> ENTRIES PROVIDED
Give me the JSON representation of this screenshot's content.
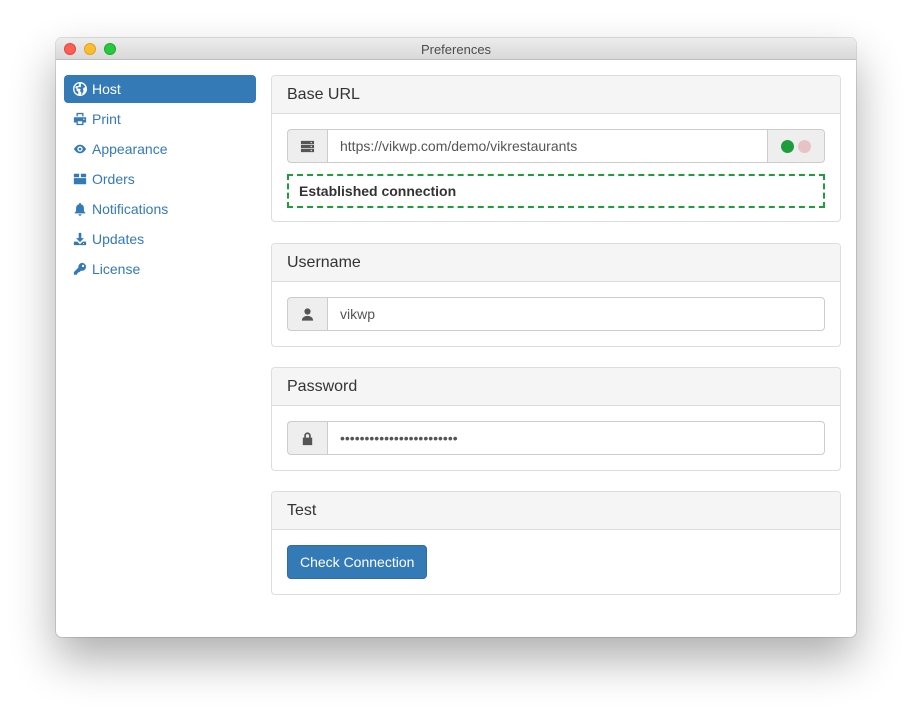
{
  "window": {
    "title": "Preferences"
  },
  "sidebar": {
    "items": [
      {
        "label": "Host",
        "icon": "globe-icon",
        "active": true
      },
      {
        "label": "Print",
        "icon": "printer-icon"
      },
      {
        "label": "Appearance",
        "icon": "eye-icon"
      },
      {
        "label": "Orders",
        "icon": "box-icon"
      },
      {
        "label": "Notifications",
        "icon": "bell-icon"
      },
      {
        "label": "Updates",
        "icon": "download-icon"
      },
      {
        "label": "License",
        "icon": "key-icon"
      }
    ]
  },
  "base_url": {
    "heading": "Base URL",
    "icon": "server-icon",
    "value": "https://vikwp.com/demo/vikrestaurants",
    "status_message": "Established connection",
    "status_colors": {
      "online": "#1e9d3b",
      "offline": "#e8c3c6"
    }
  },
  "username": {
    "heading": "Username",
    "icon": "user-icon",
    "value": "vikwp"
  },
  "password": {
    "heading": "Password",
    "icon": "lock-icon",
    "value": "••••••••••••••••••••••••"
  },
  "test": {
    "heading": "Test",
    "button_label": "Check Connection"
  },
  "colors": {
    "accent": "#337ab7",
    "success_border": "#1e9d3b"
  }
}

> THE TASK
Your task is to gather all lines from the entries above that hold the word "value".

> ANSWER BOX
    "value": "https://vikwp.com/demo/vikrestaurants",
    "value": "vikwp"
    "value": "••••••••••••••••••••••••"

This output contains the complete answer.